“...Part of the whole design process was research, learning as much as you can about the piece, the wood, the materials, the joinery techniques.

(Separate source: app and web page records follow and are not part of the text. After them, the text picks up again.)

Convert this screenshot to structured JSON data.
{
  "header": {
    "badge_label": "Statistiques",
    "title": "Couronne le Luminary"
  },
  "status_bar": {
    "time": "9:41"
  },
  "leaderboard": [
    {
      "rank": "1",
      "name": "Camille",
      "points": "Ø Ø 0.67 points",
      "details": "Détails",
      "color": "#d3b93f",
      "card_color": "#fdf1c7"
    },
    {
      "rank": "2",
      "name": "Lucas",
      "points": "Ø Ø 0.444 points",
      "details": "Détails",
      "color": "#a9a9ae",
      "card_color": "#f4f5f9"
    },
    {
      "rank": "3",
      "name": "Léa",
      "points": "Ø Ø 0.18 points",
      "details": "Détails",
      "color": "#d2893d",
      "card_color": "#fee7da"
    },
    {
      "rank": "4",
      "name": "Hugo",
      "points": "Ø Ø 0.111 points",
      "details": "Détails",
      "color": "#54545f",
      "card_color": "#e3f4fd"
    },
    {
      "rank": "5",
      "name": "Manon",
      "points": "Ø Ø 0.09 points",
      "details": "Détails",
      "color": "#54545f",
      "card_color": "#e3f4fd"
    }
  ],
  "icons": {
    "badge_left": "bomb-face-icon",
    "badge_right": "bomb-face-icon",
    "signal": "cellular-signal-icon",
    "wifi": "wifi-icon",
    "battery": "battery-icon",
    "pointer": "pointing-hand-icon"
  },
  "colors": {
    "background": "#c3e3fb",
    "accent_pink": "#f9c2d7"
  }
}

We wanted our students to understand all aspects of furniture-making.”~Ken Guenter, retired Program Leader of Camosun's Fine Furniture program
Last updated: July 23, 2018 11:44 am